I remember Kindergarten at Conquest School, and my class consisting of myself and two other kids.  By numbers alone, I can't say it was a whole lot of work for our teacher, Mrs. D, but I'm sure that Jared, Mark and I kept her busy with one task or another.  I can even recall one day where I showed up to school on the wrong day.  As you know, the Kindergarten schedule goes one day on, then one day off.  Turns out I came on the wrong day in what I can only assume must've been a slight confusion coming off a weekend into a Monday morning.  In those days, the Kindergarten class didn't get rolling with their day until Mrs. Adair dismissed us to head into the other classroom.  There I was, waiting at the back of the Grade One classroom by myself.  No Mark, no Jared.  Soon enough, my presence caught the eye of a quizzical Mrs. Adair, who let me know I was there on the wrong day.  Whoops.

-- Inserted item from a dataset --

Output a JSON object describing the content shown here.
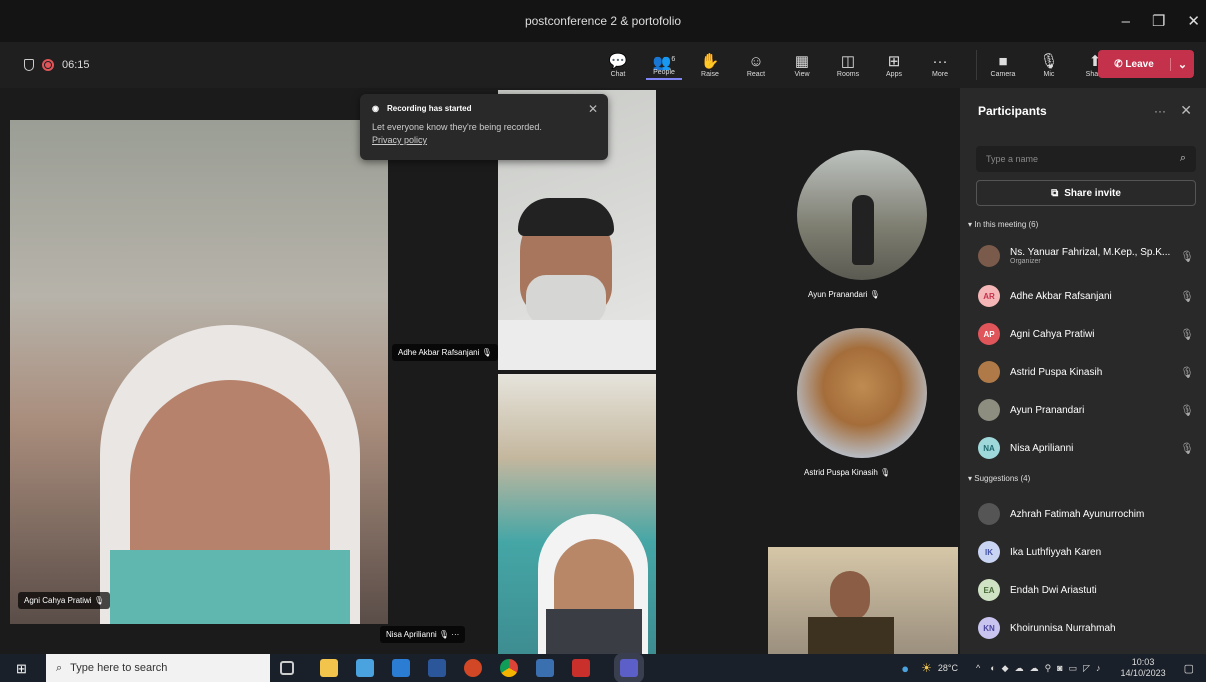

I remember so many little things that made going to school in a small community like Conquest so enjoyable and memorable.  The Christmas concerts were always a blast.  Jam Can Curling at the Conquest rink was a hoot.  Track and field days were always fun.  Finally, the two-day trip down to Regina for the whole school was an epic way to end the long, storied history of this iconic building.  We were sad to see it go, our parents were mad to see it go, but there was nothing that could be done.  Such is life sometimes.

I remember the nerves and anxiety over attending Grade Six at Outlook Elementary School.  By the fall of 1996, both Conquest and Macrorie kids were now being bussed to Outlook, making for an inflated student body.  Luckily, the nerves gave way to new friends and new experiences.

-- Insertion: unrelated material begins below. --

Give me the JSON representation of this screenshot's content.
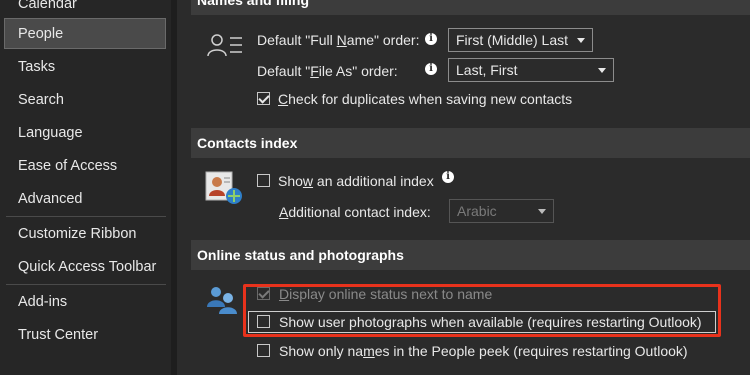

I remember how downright fun my Grade Eight year was at Outlook High School.  Now, I need to prefix this by saying that I'm referencing my FIRST stab at taking Grade Eight.  My buddies Kevin, Brock, Lawrence and I were routinely partners in pretty much every class project, and we really did our best to create some capitivating imagery because most of the time, we scripted something and then shot it with the school's video camera.  It was a blast.

I remember how scared I was heading into my second year of Grade Eight.  I was held back a year, meaning my friends were going to advance while, to me, it felt like I was stuck on pause.  For that entire summer of 1999, I was a nervous wreck and I pretty much ignored my friends and stuck to myself because I didn't want to have to explain that I wasn't going to be joining the rest of them in Grade Nine.  Then came the first day of school, and I remember a bit of shame came over me as the rest of my friends realized I was held back.  They never let me feel bad about it, though.  They just accepted it and we all found a way to move on.

I remember making the friends that I still have today that same school year.  It wasn't that long before I found a way to open up to guys like Kyle, Chris, Alex, Jon, and Mitch.  When I did, they reciprocated and I'll always be grateful for that.  Friendships come and go, and they certainly have over the years, but I'm happy to say that Kyle, Chris, Alex and I are still very close to this day.  It's odd how it took me failing Grade Eight to be paired with the guys who would turn out to be my best friends on Earth.  It's funny how life works sometimes.

Whether it's embracing the ups or coming to terms with the downs that will accompany each school year, I hope that kids know that in the end, it'll help shape them into the adults they'll become.

My small piece of advice to any young kids who are nervous about those first few days of school is simple: don't overthink it.  Everyone else is in the same place you are, and you're all just trying to figure things out together.  You'll find some new friends, and they may just turn out to be the best people to come into your life.  If it happened to me, it can happen to you, too.

When all is said and done, I suppose time will fly by when you're busy living your life, regardless of what stage you're at right now.  It'll cruise on by when you're a young kid, or a moody teenager, or a young adult, or when you're well into your 30's.  You just have to remember that it's your job to make the time count.

Make those memories special, kids.

I hear the bell ringing.

For this week, that's been the Ruttle Report.